For many, the Habana Riviera was the Mafia hotel in Havana. Certainly, a large part of the capital required for its construction—more than $12 million—was provided by the Sicilian mob, which made the hotel´s casino into the most luxurious of the 10 that existed in Havana at the time. Meyer Lansky, ringleader of what was known as the “Havana empire,” installed himself in a now-nonexistent suite on the 20th floor and made the hotel into his headquarters.
Engraved into the floor tiles of the second lobby, a symbol is seen repeatedly: three tankards of different colors united at their bases. The blue one represents the power of heaven; the green, the power of money; and the red, the power of blood.
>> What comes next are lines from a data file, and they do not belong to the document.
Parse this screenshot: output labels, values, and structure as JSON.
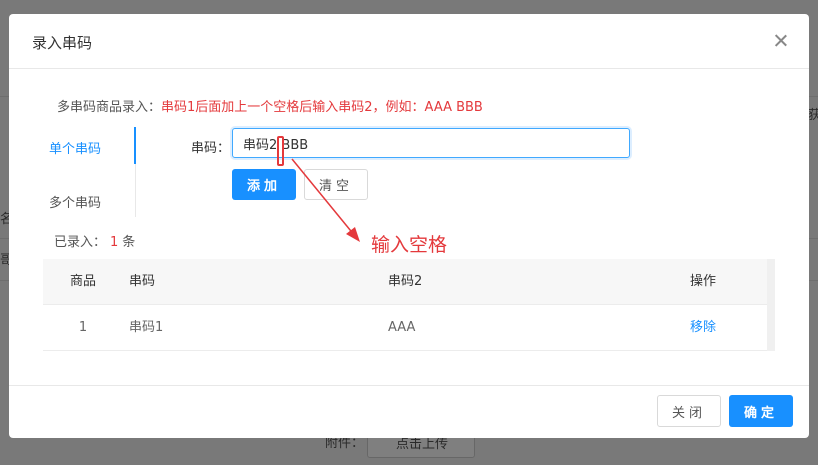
{
  "dialog": {
    "title": "录入串码",
    "tip_label": "多串码商品录入：",
    "tip_text": "串码1后面加上一个空格后输入串码2，例如：AAA BBB",
    "tabs": [
      {
        "label": "单个串码",
        "active": true
      },
      {
        "label": "多个串码",
        "active": false
      }
    ],
    "serial_label": "串码：",
    "serial_value": "串码2 BBB",
    "add_label": "添加",
    "clear_label": "清空",
    "recorded_prefix": "已录入：",
    "recorded_count": "1",
    "recorded_unit": "条",
    "annotation": "输入空格",
    "table": {
      "headers": {
        "goods": "商品",
        "sn": "串码",
        "sn2": "串码2",
        "op": "操作"
      },
      "rows": [
        {
          "goods": "1",
          "sn": "串码1",
          "sn2": "AAA",
          "op": "移除"
        }
      ]
    },
    "footer": {
      "close_label": "关闭",
      "ok_label": "确定"
    }
  },
  "background": {
    "attachment_label": "附件：",
    "upload_label": "点击上传",
    "edge_chars": [
      "名",
      "哥",
      "获"
    ]
  },
  "colors": {
    "accent": "#1890ff",
    "danger": "#e4393c",
    "overlay": "rgba(0,0,0,0.5)"
  }
}
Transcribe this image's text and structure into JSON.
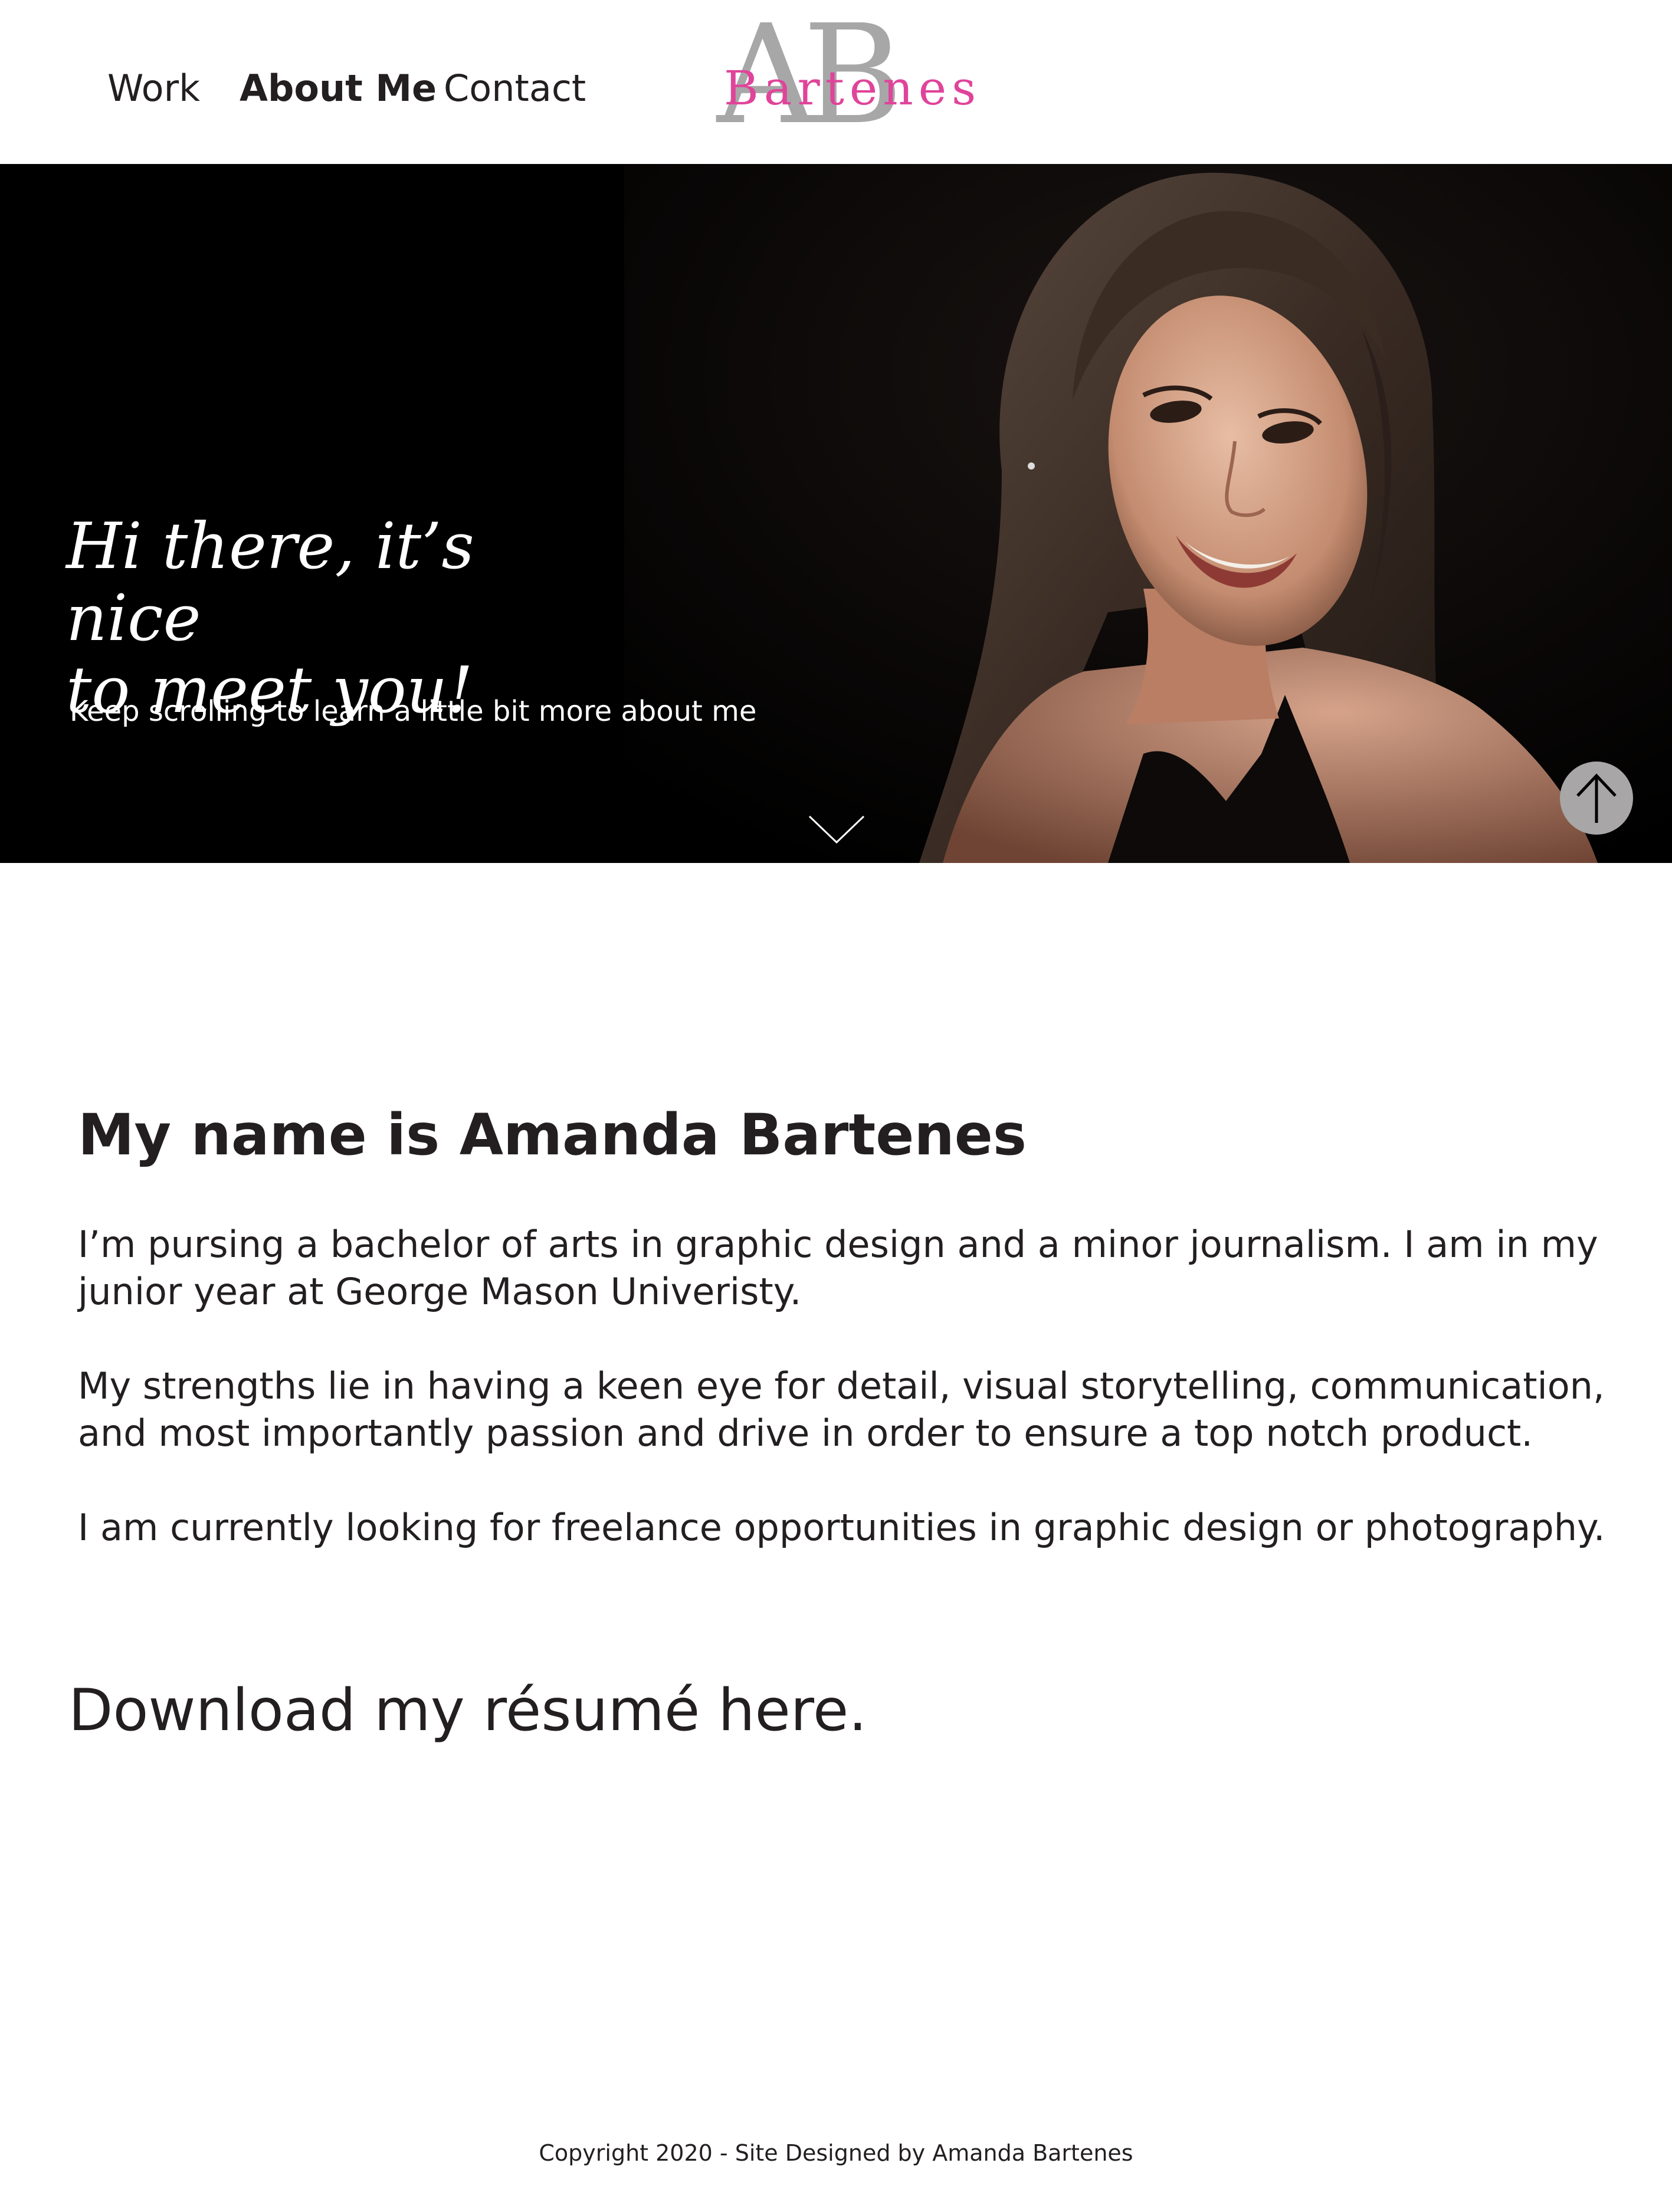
{
  "nav": {
    "work": "Work",
    "about": "About Me",
    "contact": "Contact",
    "active": "About Me"
  },
  "logo": {
    "initials": "AB",
    "name": "Bartenes",
    "initials_color": "#a7a7a7",
    "name_color": "#e0449a"
  },
  "hero": {
    "greeting": "Hi there, it’s nice\nto meet you!",
    "subtitle": "Keep scrolling to learn a little bit more about me",
    "scroll_icon": "chevron-down-icon",
    "top_icon": "arrow-up-icon",
    "top_button_color": "#a8a6a6"
  },
  "about": {
    "heading": "My name is Amanda Bartenes",
    "paragraphs": [
      "I’m pursing a bachelor of arts in graphic design and a minor journalism. I am in my\njunior year at George Mason Univeristy.",
      "My strengths lie in having a keen eye for detail, visual storytelling, communication,\nand most importantly passion and drive in order to ensure a top notch product.",
      "I am currently looking for freelance opportunities in graphic design or photography."
    ],
    "resume_link": "Download my résumé here."
  },
  "footer": {
    "copyright": "Copyright 2020 - Site Designed by Amanda Bartenes"
  }
}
According to sources that this chronicler has not been able to confirm, it is the emblem of the Genovese family. The Riviera was a haven for Santo Trafficante, another mafia boss in Cuba, who owned the legendary San Souci and Hotel Deauville cabarets in 1959; as that year advanced, his expulsion from Cuba became imminent. Trafficante dragged along with him Herminio Díaz, former head of security at the Riviera, accused by Cuban authorities of being linked with the assassination of President Kennedy.
This chronicler insists on singling out yet another of the many hotels that could be mentioned: the Saratoga, located on Paseo del Prado and part of the Habaguanex company. It is a five-star establishment, an elegant building whose interior design combines traditional elements and cutting-edge technology. Its terraces, the so-called Aires Libres de Prado, were the setting for Cuba’s best music in the 1940s and 50s.
One guest at this hotel was Patricia Schmidt, an exotic dancer from the United States whose stage name was Satira. In Havana, she was at the center of a bloody event: she shot to death her lover, who was also from the United States. It was April of 1947 and Satira’s version of the events—true or false—aroused public sympathy. She did not spend much time in jail, and was pardoned in October of 1948.
Photo: Courtesy of Gran Caribe and Hotel Saratoga/ Alain L. Gutiérrez